EXERCISE DESCRIPTION: Which lines below contain the word "false"? Copy each one.

DATASET EXCERPTS:
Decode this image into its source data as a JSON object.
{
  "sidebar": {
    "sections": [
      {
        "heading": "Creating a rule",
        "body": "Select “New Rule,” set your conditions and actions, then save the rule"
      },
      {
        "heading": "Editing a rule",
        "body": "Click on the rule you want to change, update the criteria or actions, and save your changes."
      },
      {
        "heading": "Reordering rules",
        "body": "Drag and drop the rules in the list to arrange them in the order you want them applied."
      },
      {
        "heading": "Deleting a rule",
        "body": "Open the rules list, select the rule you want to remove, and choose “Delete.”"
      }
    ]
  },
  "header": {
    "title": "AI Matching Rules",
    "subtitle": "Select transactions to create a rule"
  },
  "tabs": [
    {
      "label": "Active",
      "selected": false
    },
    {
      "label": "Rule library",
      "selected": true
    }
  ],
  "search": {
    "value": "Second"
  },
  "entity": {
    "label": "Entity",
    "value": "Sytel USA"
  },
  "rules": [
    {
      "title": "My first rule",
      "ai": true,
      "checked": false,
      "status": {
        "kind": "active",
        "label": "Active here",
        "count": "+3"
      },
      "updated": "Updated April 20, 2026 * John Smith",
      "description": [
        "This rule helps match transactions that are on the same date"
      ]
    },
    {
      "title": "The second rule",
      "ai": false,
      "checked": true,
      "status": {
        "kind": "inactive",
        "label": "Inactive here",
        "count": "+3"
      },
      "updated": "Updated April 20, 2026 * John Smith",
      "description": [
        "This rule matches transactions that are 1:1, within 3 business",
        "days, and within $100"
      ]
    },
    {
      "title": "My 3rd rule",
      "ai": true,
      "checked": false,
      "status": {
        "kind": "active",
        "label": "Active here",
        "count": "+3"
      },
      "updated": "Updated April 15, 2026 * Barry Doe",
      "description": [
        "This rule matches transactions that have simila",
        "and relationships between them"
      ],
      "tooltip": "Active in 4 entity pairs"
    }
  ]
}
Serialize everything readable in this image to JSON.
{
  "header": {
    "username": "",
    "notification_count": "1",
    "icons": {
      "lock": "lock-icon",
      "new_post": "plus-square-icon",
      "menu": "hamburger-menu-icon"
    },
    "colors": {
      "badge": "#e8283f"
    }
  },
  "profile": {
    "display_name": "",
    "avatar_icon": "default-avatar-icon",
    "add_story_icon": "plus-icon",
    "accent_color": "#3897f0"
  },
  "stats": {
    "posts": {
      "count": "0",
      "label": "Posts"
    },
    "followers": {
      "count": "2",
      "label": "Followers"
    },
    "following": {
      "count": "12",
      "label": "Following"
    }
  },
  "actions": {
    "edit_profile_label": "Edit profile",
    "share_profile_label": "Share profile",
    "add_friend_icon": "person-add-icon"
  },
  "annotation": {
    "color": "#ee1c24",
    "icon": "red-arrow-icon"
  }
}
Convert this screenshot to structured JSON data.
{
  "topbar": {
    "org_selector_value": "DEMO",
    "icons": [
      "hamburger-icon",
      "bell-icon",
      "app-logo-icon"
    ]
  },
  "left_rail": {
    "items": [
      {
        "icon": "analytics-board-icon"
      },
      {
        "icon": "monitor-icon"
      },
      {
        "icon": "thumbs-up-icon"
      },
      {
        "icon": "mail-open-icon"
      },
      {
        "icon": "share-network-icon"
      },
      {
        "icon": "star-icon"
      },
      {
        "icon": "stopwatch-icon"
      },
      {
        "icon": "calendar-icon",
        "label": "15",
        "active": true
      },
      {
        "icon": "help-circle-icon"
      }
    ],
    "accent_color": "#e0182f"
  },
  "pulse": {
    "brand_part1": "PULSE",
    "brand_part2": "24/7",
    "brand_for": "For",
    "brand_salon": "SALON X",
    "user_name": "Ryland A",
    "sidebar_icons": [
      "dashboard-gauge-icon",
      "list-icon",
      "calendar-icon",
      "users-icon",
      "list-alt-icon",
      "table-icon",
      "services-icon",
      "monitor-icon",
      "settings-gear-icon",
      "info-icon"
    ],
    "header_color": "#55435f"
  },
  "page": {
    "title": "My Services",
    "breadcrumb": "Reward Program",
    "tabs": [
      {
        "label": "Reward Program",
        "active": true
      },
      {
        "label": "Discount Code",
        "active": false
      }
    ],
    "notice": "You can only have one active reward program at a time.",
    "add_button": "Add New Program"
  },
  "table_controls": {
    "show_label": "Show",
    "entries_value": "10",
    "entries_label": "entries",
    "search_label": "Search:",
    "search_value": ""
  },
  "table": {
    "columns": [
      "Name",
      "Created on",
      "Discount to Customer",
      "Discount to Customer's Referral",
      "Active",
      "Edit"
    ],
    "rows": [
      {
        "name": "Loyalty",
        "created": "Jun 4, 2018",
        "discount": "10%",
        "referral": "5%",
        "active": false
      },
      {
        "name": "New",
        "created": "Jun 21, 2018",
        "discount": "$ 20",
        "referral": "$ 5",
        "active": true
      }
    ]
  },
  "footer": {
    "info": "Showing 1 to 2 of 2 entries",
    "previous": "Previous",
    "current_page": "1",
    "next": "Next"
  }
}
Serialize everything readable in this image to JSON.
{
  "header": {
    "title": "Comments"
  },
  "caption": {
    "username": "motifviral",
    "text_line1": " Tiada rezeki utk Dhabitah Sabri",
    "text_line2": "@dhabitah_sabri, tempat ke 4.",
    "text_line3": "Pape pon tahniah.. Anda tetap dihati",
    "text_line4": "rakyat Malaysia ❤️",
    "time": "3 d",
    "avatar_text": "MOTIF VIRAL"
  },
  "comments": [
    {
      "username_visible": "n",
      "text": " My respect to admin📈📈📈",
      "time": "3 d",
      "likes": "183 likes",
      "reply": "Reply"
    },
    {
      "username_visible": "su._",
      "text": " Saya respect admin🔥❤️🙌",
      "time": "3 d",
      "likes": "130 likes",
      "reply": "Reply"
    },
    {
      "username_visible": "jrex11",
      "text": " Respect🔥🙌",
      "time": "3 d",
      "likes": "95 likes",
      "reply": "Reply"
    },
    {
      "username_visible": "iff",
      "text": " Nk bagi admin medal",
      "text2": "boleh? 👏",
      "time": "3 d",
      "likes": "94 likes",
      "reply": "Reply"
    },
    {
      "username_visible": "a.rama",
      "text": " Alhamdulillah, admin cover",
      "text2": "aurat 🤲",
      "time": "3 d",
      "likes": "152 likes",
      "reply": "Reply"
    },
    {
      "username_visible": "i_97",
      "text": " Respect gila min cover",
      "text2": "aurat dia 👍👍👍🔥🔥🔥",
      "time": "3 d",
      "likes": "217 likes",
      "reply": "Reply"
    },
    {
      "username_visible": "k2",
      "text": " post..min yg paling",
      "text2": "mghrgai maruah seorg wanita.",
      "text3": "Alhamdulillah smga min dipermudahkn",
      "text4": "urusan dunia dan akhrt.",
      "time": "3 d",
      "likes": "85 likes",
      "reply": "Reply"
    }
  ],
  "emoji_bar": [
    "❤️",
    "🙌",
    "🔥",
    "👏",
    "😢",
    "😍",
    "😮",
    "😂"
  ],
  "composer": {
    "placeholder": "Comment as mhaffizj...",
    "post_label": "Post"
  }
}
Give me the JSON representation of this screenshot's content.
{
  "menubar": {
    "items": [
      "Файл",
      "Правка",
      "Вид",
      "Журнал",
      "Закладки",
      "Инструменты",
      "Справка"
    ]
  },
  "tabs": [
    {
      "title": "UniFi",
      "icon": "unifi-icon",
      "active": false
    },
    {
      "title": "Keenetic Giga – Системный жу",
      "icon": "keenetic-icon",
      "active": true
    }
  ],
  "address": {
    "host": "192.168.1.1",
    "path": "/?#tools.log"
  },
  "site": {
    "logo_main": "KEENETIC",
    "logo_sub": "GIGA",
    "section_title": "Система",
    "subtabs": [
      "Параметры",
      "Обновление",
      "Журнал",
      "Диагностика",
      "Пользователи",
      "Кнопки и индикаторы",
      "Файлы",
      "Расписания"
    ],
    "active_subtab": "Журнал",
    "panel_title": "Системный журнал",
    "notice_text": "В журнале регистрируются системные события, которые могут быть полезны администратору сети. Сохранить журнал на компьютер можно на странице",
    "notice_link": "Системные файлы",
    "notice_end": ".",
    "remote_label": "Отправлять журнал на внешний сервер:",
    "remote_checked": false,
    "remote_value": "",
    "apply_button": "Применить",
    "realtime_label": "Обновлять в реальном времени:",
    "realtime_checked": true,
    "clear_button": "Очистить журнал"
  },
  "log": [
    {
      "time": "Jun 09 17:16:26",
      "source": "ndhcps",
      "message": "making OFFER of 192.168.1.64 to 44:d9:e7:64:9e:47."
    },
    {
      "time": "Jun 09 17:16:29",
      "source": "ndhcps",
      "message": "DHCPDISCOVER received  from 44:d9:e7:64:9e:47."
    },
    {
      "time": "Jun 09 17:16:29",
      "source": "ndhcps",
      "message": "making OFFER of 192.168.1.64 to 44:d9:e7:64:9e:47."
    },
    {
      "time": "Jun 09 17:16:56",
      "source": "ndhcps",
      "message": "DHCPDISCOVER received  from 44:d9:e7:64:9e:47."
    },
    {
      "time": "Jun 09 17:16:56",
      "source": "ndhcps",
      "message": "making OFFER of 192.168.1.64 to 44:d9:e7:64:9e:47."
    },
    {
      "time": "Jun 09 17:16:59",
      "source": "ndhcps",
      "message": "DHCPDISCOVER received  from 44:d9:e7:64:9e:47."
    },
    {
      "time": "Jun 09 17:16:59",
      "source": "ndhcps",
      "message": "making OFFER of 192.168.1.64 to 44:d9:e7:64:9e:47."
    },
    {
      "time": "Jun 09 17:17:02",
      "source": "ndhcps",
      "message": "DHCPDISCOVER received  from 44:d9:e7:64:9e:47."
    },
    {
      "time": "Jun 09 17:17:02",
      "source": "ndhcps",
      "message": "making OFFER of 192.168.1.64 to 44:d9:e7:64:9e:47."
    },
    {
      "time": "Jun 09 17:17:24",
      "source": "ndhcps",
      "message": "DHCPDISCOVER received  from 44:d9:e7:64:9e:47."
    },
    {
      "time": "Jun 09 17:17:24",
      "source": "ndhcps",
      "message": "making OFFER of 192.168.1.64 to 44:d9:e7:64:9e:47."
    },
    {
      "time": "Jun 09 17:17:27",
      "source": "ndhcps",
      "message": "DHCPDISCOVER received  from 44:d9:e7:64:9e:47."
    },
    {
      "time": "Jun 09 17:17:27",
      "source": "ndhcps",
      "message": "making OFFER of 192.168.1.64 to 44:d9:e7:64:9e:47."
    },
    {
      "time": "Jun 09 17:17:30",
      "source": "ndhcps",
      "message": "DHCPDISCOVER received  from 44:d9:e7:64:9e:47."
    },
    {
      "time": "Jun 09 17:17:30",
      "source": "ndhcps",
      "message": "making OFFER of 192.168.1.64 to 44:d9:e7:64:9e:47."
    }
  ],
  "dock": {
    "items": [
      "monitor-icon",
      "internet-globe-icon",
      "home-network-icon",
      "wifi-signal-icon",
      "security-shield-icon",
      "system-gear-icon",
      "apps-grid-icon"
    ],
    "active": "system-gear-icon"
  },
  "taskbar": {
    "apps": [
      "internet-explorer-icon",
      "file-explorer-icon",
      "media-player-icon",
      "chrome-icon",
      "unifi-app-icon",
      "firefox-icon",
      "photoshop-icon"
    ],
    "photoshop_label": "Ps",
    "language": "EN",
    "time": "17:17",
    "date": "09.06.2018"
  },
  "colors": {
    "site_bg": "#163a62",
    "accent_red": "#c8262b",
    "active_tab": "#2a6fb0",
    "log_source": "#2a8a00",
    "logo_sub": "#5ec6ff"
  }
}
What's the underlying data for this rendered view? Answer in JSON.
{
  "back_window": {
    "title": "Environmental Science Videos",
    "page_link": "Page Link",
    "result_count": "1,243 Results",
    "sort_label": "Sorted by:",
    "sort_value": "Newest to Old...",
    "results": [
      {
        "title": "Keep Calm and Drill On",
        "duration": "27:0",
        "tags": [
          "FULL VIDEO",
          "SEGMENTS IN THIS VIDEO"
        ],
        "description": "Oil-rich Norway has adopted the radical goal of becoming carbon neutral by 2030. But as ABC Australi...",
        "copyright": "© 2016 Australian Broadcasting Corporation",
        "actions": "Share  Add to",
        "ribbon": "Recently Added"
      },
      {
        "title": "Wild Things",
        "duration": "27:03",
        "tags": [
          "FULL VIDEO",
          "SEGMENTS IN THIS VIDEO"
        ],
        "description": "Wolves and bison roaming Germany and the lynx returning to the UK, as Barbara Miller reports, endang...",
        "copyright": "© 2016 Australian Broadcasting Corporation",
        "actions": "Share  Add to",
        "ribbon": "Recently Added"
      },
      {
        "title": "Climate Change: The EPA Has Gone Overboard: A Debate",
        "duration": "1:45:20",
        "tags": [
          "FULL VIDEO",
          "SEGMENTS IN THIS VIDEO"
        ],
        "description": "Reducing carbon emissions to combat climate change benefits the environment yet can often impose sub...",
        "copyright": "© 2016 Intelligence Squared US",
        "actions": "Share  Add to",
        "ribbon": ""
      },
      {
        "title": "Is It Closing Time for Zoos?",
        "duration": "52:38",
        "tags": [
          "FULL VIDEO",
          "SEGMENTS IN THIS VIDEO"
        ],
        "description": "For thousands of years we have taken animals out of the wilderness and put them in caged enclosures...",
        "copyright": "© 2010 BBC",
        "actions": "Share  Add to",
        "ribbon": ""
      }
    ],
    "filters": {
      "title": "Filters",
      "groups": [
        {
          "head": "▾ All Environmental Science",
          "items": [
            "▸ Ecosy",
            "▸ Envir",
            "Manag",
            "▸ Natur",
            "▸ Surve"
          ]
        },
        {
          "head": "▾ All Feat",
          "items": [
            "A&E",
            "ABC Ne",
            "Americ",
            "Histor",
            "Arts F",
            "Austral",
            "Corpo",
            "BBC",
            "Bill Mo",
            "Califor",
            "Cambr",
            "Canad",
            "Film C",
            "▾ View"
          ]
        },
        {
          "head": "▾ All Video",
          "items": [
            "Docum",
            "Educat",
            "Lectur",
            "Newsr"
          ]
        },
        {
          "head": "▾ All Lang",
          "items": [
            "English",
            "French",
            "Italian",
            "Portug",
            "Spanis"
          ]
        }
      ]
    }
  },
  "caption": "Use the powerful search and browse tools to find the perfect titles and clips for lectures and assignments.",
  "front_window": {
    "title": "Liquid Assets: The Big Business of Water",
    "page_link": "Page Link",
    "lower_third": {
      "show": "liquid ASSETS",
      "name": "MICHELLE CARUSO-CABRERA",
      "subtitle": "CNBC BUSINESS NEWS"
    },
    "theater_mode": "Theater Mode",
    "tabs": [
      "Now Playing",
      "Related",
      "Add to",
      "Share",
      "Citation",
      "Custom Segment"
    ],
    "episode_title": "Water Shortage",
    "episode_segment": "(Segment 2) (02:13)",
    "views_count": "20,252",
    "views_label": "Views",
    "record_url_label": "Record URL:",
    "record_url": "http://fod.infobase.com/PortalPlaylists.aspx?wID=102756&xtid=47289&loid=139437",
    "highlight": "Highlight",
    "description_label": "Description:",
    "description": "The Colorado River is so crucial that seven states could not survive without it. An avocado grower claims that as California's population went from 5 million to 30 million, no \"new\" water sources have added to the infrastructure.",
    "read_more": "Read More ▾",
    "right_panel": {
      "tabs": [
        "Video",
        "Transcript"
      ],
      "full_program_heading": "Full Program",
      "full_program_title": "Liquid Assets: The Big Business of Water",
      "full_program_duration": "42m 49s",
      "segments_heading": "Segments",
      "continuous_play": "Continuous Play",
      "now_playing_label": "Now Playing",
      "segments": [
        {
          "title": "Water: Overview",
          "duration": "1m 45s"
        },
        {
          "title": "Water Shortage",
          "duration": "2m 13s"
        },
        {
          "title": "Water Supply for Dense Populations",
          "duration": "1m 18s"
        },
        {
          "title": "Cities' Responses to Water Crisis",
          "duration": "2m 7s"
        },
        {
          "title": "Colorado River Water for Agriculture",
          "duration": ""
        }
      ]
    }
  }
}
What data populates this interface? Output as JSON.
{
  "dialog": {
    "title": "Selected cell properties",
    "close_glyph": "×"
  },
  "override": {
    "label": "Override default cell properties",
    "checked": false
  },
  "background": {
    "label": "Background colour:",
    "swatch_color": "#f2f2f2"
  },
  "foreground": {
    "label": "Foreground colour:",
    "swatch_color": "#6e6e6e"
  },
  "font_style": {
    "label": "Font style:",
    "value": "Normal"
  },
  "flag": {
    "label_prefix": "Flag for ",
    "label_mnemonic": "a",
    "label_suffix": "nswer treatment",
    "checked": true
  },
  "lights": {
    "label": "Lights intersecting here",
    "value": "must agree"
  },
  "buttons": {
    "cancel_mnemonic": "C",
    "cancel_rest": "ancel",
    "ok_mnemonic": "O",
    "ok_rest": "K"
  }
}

SOLUTION TO THE EXERCISE:
      "selected": false
      "checked": false,
      "ai": false,
      "checked": false,
        "active": false
        "active": false
      "active": false
    "remote_checked": false,
    "checked": false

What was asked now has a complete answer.